▸ Work item
Could you copy every record exactly, leaving the pictures behind?

▸ Data for analysis
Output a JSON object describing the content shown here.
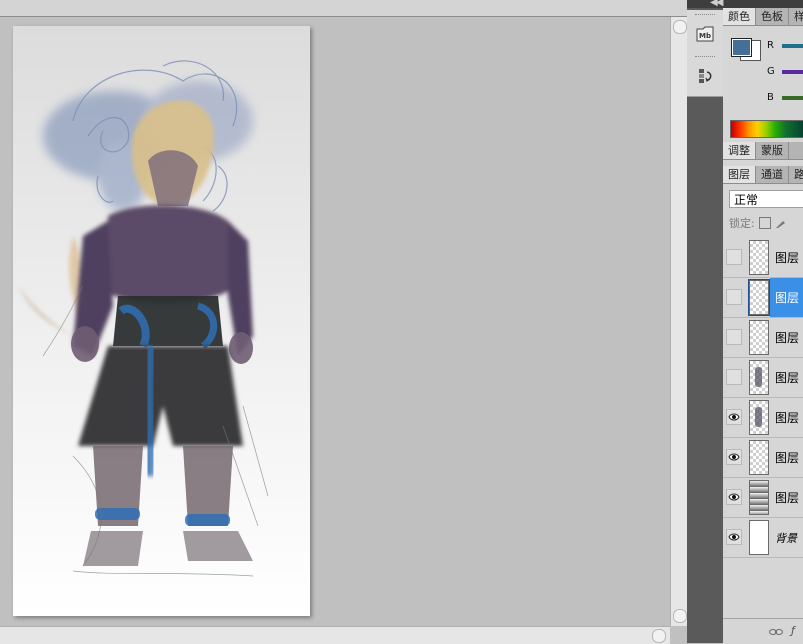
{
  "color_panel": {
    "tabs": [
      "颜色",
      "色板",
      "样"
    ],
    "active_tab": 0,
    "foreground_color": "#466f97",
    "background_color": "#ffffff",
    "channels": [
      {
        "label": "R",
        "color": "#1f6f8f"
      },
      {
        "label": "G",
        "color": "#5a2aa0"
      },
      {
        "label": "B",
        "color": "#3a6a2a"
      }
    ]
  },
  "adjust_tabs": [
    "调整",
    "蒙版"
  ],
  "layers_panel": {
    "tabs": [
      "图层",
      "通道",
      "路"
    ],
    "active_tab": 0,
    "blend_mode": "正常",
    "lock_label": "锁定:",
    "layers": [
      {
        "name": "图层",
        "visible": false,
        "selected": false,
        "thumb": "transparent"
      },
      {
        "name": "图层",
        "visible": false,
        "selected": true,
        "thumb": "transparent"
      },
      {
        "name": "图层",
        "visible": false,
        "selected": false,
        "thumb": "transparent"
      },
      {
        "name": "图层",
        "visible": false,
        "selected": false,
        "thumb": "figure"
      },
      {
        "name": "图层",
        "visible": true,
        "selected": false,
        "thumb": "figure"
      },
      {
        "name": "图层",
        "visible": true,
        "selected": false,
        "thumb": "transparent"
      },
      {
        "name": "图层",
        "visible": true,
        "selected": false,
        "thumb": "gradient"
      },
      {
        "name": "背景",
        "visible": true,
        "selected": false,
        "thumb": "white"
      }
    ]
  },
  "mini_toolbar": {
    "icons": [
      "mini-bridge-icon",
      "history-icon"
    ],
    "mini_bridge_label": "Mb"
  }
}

▸ Answer to this exercise
Output a JSON object describing the content shown here.
{
  "color_panel": {
    "tabs": [
      "颜色",
      "色板",
      "样"
    ],
    "active_tab": 0,
    "foreground_color": "#466f97",
    "background_color": "#ffffff",
    "channels": [
      {
        "label": "R",
        "color": "#1f6f8f"
      },
      {
        "label": "G",
        "color": "#5a2aa0"
      },
      {
        "label": "B",
        "color": "#3a6a2a"
      }
    ]
  },
  "adjust_tabs": [
    "调整",
    "蒙版"
  ],
  "layers_panel": {
    "tabs": [
      "图层",
      "通道",
      "路"
    ],
    "active_tab": 0,
    "blend_mode": "正常",
    "lock_label": "锁定:",
    "layers": [
      {
        "name": "图层",
        "visible": false,
        "selected": false,
        "thumb": "transparent"
      },
      {
        "name": "图层",
        "visible": false,
        "selected": true,
        "thumb": "transparent"
      },
      {
        "name": "图层",
        "visible": false,
        "selected": false,
        "thumb": "transparent"
      },
      {
        "name": "图层",
        "visible": false,
        "selected": false,
        "thumb": "figure"
      },
      {
        "name": "图层",
        "visible": true,
        "selected": false,
        "thumb": "figure"
      },
      {
        "name": "图层",
        "visible": true,
        "selected": false,
        "thumb": "transparent"
      },
      {
        "name": "图层",
        "visible": true,
        "selected": false,
        "thumb": "gradient"
      },
      {
        "name": "背景",
        "visible": true,
        "selected": false,
        "thumb": "white"
      }
    ]
  },
  "mini_toolbar": {
    "icons": [
      "mini-bridge-icon",
      "history-icon"
    ],
    "mini_bridge_label": "Mb"
  }
}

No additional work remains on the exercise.